Usually a year-round concern, Loch Ness Centre and Exhibition managed to eke out barely seven months trade in 2020 before physical distancing measures and ongoing uncertainty forced a second shutdown in November last year.
The easing of restrictions in Scotland should have allowed the Drumnadrochit business to reopen in late April, but these plans were thwarted by a catastrophic flood.
It was only on Wednesday this week that the 41-year old visitor centre, which tells the story of the hunt for Nessie and explores the environment of the country's most famous loch, was able to welcome its first visitors of 2021.
Director Robbie Bremner said: “At the end of February this year, we suffered a devastating flood.
"The exhibition’s main fuse boards and control systems were completely destroyed. On top of the pandemic, this disaster was absolutely the last thing we needed but, after months of intense repair work, stripping out and rebuilding three storeys of walls, floors and ceilings, we’re back in business."
Despite the worst of starts to the year, Mr Bremner remains optimistic.
“Our future looks bright," he stated.
"There is plenty of pent-up demand and the holiday season is set to be longer than normal. Several of our retailers also operate guest accommodation and they have strong bookings well into September and October. As for 2022, many industry experts predict a bumper year.
"Pre-pandemic, our visitor footfall would reach 300,000 per year, if we can get close to that in 2022, we would be over the moon – so too would the operators of complementary shops, restaurants and cruise businesses in Drumnadrochit village.”

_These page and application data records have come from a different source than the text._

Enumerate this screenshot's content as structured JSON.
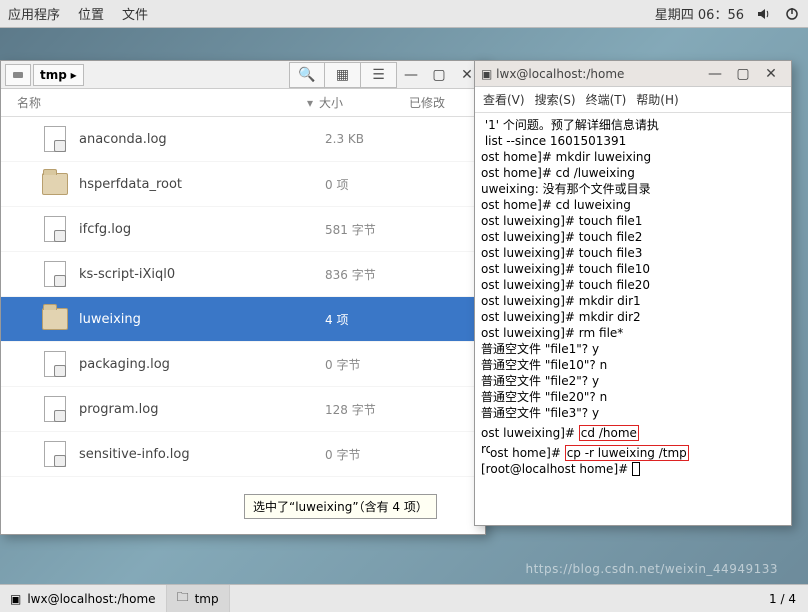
{
  "topbar": {
    "apps": "应用程序",
    "places": "位置",
    "files": "文件",
    "clock": "星期四 06：56"
  },
  "fm": {
    "crumb": "tmp",
    "cols": {
      "name": "名称",
      "size": "大小",
      "mod": "已修改"
    },
    "rows": [
      {
        "name": "anaconda.log",
        "size": "2.3 KB",
        "kind": "file"
      },
      {
        "name": "hsperfdata_root",
        "size": "0 项",
        "kind": "folder"
      },
      {
        "name": "ifcfg.log",
        "size": "581 字节",
        "kind": "file"
      },
      {
        "name": "ks-script-iXiql0",
        "size": "836 字节",
        "kind": "file"
      },
      {
        "name": "luweixing",
        "size": "4 项",
        "kind": "folder",
        "selected": true
      },
      {
        "name": "packaging.log",
        "size": "0 字节",
        "kind": "file"
      },
      {
        "name": "program.log",
        "size": "128 字节",
        "kind": "file"
      },
      {
        "name": "sensitive-info.log",
        "size": "0 字节",
        "kind": "file"
      }
    ],
    "tooltip": "选中了“luweixing”（含有 4 项）"
  },
  "term": {
    "title": "lwx@localhost:/home",
    "menus": {
      "view": "查看(V)",
      "search": "搜索(S)",
      "terminal": "终端(T)",
      "help": "帮助(H)"
    },
    "lines": [
      " '1' 个问题。预了解详细信息请执",
      " list --since 1601501391",
      "ost home]# mkdir luweixing",
      "ost home]# cd /luweixing",
      "uweixing: 没有那个文件或目录",
      "ost home]# cd luweixing",
      "ost luweixing]# touch file1",
      "ost luweixing]# touch file2",
      "ost luweixing]# touch file3",
      "ost luweixing]# touch file10",
      "ost luweixing]# touch file20",
      "ost luweixing]# mkdir dir1",
      "ost luweixing]# mkdir dir2",
      "ost luweixing]# rm file*",
      "普通空文件 \"file1\"? y",
      "普通空文件 \"file10\"? n",
      "普通空文件 \"file2\"? y",
      "普通空文件 \"file20\"? n",
      "普通空文件 \"file3\"? y"
    ],
    "hl1_pre": "ost luweixing]# ",
    "hl1_cmd": "cd /home",
    "hl2_pre_a": "root@localh",
    "hl2_pre_b": "ost home]# ",
    "hl2_cmd": "cp -r luweixing /tmp",
    "prompt": "[root@localhost home]# "
  },
  "taskbar": {
    "t1": "lwx@localhost:/home",
    "t2": "tmp",
    "ws": "1 / 4"
  },
  "watermark": "https://blog.csdn.net/weixin_44949133"
}
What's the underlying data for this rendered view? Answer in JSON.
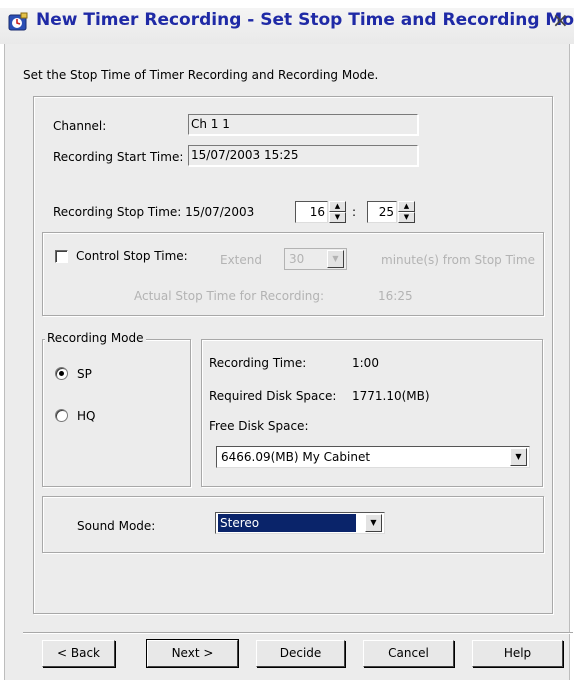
{
  "window": {
    "title": "New Timer Recording - Set Stop Time and Recording Mode",
    "close_glyph": "×"
  },
  "instruction": "Set the Stop Time of Timer Recording and Recording Mode.",
  "channel": {
    "label": "Channel:",
    "value": "Ch 1 1"
  },
  "start_time": {
    "label": "Recording Start Time:",
    "value": "15/07/2003 15:25"
  },
  "stop_time": {
    "label": "Recording Stop Time: 15/07/2003",
    "hour": "16",
    "separator": ":",
    "minute": "25"
  },
  "control_stop": {
    "label": "Control Stop Time:",
    "checked": false,
    "extend_label": "Extend",
    "extend_value": "30",
    "suffix": "minute(s) from Stop Time",
    "actual_label": "Actual Stop Time for Recording:",
    "actual_value": "16:25"
  },
  "recording_mode": {
    "legend": "Recording Mode",
    "options": [
      {
        "label": "SP",
        "selected": true
      },
      {
        "label": "HQ",
        "selected": false
      }
    ]
  },
  "info": {
    "recording_time_label": "Recording Time:",
    "recording_time_value": "1:00",
    "disk_space_label": "Required Disk Space:",
    "disk_space_value": "1771.10(MB)",
    "free_space_label": "Free Disk Space:",
    "free_space_value": "6466.09(MB) My Cabinet"
  },
  "sound": {
    "label": "Sound Mode:",
    "value": "Stereo"
  },
  "buttons": {
    "back": "< Back",
    "next": "Next >",
    "decide": "Decide",
    "cancel": "Cancel",
    "help": "Help"
  },
  "colors": {
    "title_text": "#1f2aa6",
    "dialog_bg": "#ececec",
    "selection": "#0a246a"
  }
}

The positive signs include an increase in inbound international travel after pandemic restrictions put a block on overseas visits, while with many British holidaymakers still opting to vacation in the UK, some experts have predicted that Scotland, along with Cornwall and the Lake District, may replace Spain and France as the UK’s top holiday destinations.
Cruise ship visits, an important source of customers for the centre, have also resumed, although at present only for UK passengers, with 17 ships from six different companies scheduled to call into the Cromarty Firth in 2021.
Mr Bremner continued: “Our father, Ronnie Bremner, founded Loch Ness Centre and Exhibition in May 1980 and, up until March 2020, our doors would only ever be shut on Christmas Day.
"It’s been hard to cope with – financially and emotionally – but we are buzzing with excitement at the reopening, and plan to come back even stronger. Necessary post-flood redecoration aside, we’ve been investing in our product, revamping the retail space and introducing new brands."
The centre now hosts Scotland’s smallest and newest craft distillery, Great Glen premium Scottish gin, which produces 250 bottles a week from the tiny 28m square distillery.
"They harvest local ingredients, such as heather, red sorrel and frankincense, and add clean pure Highland water sourced directly from Loch Ness. The bottles are flying off the shelves," Mr Bremner added.